What to work on = Make an exact copy of all the records, one that contains none of the pictures.

Component data from apps and pages =
[Start of section]

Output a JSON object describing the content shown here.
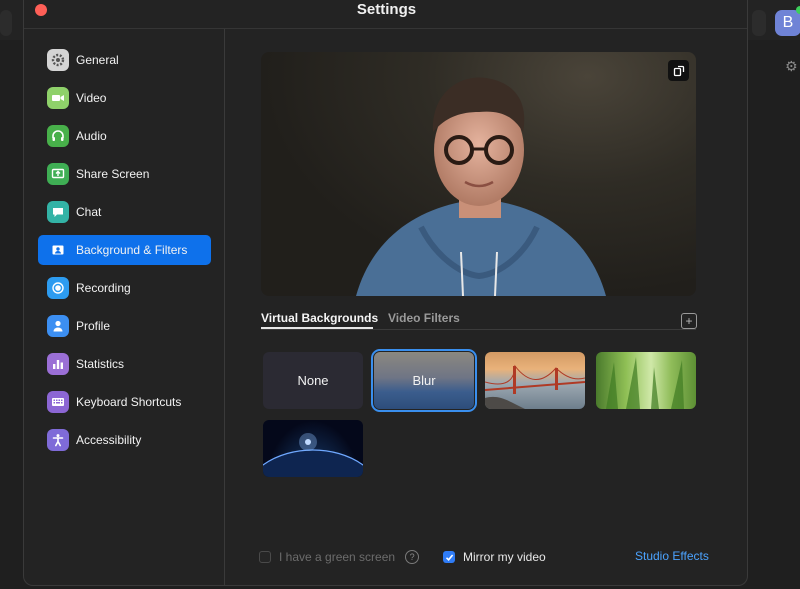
{
  "window": {
    "title": "Settings"
  },
  "background_app": {
    "avatar_initial": "B"
  },
  "sidebar": {
    "items": [
      {
        "label": "General",
        "icon": "gear-icon",
        "color": "#cfcfcf",
        "active": false
      },
      {
        "label": "Video",
        "icon": "video-camera-icon",
        "color": "#8fd16a",
        "active": false
      },
      {
        "label": "Audio",
        "icon": "headphones-icon",
        "color": "#48b04a",
        "active": false
      },
      {
        "label": "Share Screen",
        "icon": "share-screen-icon",
        "color": "#3fae54",
        "active": false
      },
      {
        "label": "Chat",
        "icon": "chat-bubble-icon",
        "color": "#33b3a6",
        "active": false
      },
      {
        "label": "Background & Filters",
        "icon": "portrait-icon",
        "color": "#0e71eb",
        "active": true
      },
      {
        "label": "Recording",
        "icon": "record-icon",
        "color": "#2d9cf0",
        "active": false
      },
      {
        "label": "Profile",
        "icon": "user-icon",
        "color": "#3c8ff2",
        "active": false
      },
      {
        "label": "Statistics",
        "icon": "bar-chart-icon",
        "color": "#9b6fd6",
        "active": false
      },
      {
        "label": "Keyboard Shortcuts",
        "icon": "keyboard-icon",
        "color": "#8c66d4",
        "active": false
      },
      {
        "label": "Accessibility",
        "icon": "accessibility-icon",
        "color": "#7f6bd8",
        "active": false
      }
    ]
  },
  "tabs": [
    {
      "label": "Virtual Backgrounds",
      "active": true
    },
    {
      "label": "Video Filters",
      "active": false
    }
  ],
  "backgrounds": [
    {
      "label": "None",
      "kind": "none",
      "selected": false
    },
    {
      "label": "Blur",
      "kind": "blur",
      "selected": true
    },
    {
      "label": "",
      "kind": "golden-gate-bridge",
      "selected": false
    },
    {
      "label": "",
      "kind": "grass",
      "selected": false
    },
    {
      "label": "",
      "kind": "earth-from-space",
      "selected": false
    }
  ],
  "footer": {
    "green_screen_label": "I have a green screen",
    "green_screen_checked": false,
    "mirror_label": "Mirror my video",
    "mirror_checked": true,
    "studio_effects_label": "Studio Effects"
  }
}
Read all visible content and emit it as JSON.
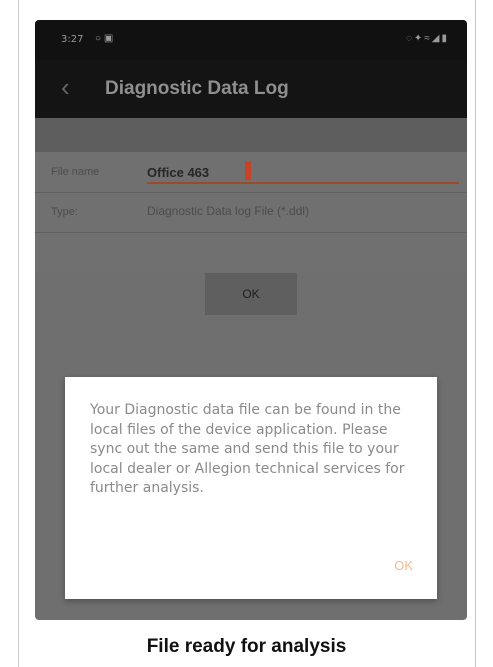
{
  "status_bar": {
    "time": "3:27",
    "left_icons": [
      "notification-icon",
      "gallery-icon"
    ],
    "right_icons": [
      "mute-icon",
      "bluetooth-icon",
      "wifi-icon",
      "signal-icon",
      "battery-icon"
    ]
  },
  "app_bar": {
    "title": "Diagnostic Data Log"
  },
  "form": {
    "file_name_label": "File name",
    "file_name_value": "Office 463",
    "type_label": "Type:",
    "type_value": "Diagnostic Data log File (*.ddl)",
    "ok_label": "OK"
  },
  "dialog": {
    "message": "Your Diagnostic data file can be found in the local files of the device application. Please sync out the same and send this file to your local dealer or Allegion technical services for further analysis.",
    "ok_label": "OK"
  },
  "caption": "File ready for analysis",
  "colors": {
    "accent": "#c84226",
    "dialog_button": "#f2b98e"
  }
}
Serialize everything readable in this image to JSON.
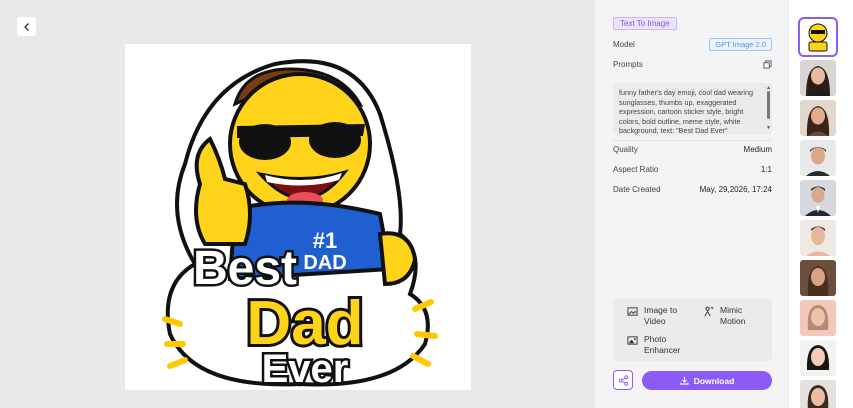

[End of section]

Written response =
Output a JSON object describing the content shown here.
{
  "window": {
    "title": "Settings"
  },
  "background_app": {
    "avatar_initial": "B"
  },
  "sidebar": {
    "items": [
      {
        "label": "General",
        "icon": "gear-icon",
        "color": "#cfcfcf",
        "active": false
      },
      {
        "label": "Video",
        "icon": "video-camera-icon",
        "color": "#8fd16a",
        "active": false
      },
      {
        "label": "Audio",
        "icon": "headphones-icon",
        "color": "#48b04a",
        "active": false
      },
      {
        "label": "Share Screen",
        "icon": "share-screen-icon",
        "color": "#3fae54",
        "active": false
      },
      {
        "label": "Chat",
        "icon": "chat-bubble-icon",
        "color": "#33b3a6",
        "active": false
      },
      {
        "label": "Background & Filters",
        "icon": "portrait-icon",
        "color": "#0e71eb",
        "active": true
      },
      {
        "label": "Recording",
        "icon": "record-icon",
        "color": "#2d9cf0",
        "active": false
      },
      {
        "label": "Profile",
        "icon": "user-icon",
        "color": "#3c8ff2",
        "active": false
      },
      {
        "label": "Statistics",
        "icon": "bar-chart-icon",
        "color": "#9b6fd6",
        "active": false
      },
      {
        "label": "Keyboard Shortcuts",
        "icon": "keyboard-icon",
        "color": "#8c66d4",
        "active": false
      },
      {
        "label": "Accessibility",
        "icon": "accessibility-icon",
        "color": "#7f6bd8",
        "active": false
      }
    ]
  },
  "tabs": [
    {
      "label": "Virtual Backgrounds",
      "active": true
    },
    {
      "label": "Video Filters",
      "active": false
    }
  ],
  "backgrounds": [
    {
      "label": "None",
      "kind": "none",
      "selected": false
    },
    {
      "label": "Blur",
      "kind": "blur",
      "selected": true
    },
    {
      "label": "",
      "kind": "golden-gate-bridge",
      "selected": false
    },
    {
      "label": "",
      "kind": "grass",
      "selected": false
    },
    {
      "label": "",
      "kind": "earth-from-space",
      "selected": false
    }
  ],
  "footer": {
    "green_screen_label": "I have a green screen",
    "green_screen_checked": false,
    "mirror_label": "Mirror my video",
    "mirror_checked": true,
    "studio_effects_label": "Studio Effects"
  }
}
Read all visible content and emit it as JSON.
{
  "status_bar": {
    "time": "3:27",
    "left_icons": [
      "notification-icon",
      "gallery-icon"
    ],
    "right_icons": [
      "mute-icon",
      "bluetooth-icon",
      "wifi-icon",
      "signal-icon",
      "battery-icon"
    ]
  },
  "app_bar": {
    "title": "Diagnostic Data Log"
  },
  "form": {
    "file_name_label": "File name",
    "file_name_value": "Office 463",
    "type_label": "Type:",
    "type_value": "Diagnostic Data log File (*.ddl)",
    "ok_label": "OK"
  },
  "dialog": {
    "message": "Your Diagnostic data file can be found in the local files of the device application. Please sync out the same and send this file to your local dealer or Allegion technical services for further analysis.",
    "ok_label": "OK"
  },
  "caption": "File ready for analysis",
  "colors": {
    "accent": "#c84226",
    "dialog_button": "#f2b98e"
  }
}
Serialize everything readable in this image to JSON.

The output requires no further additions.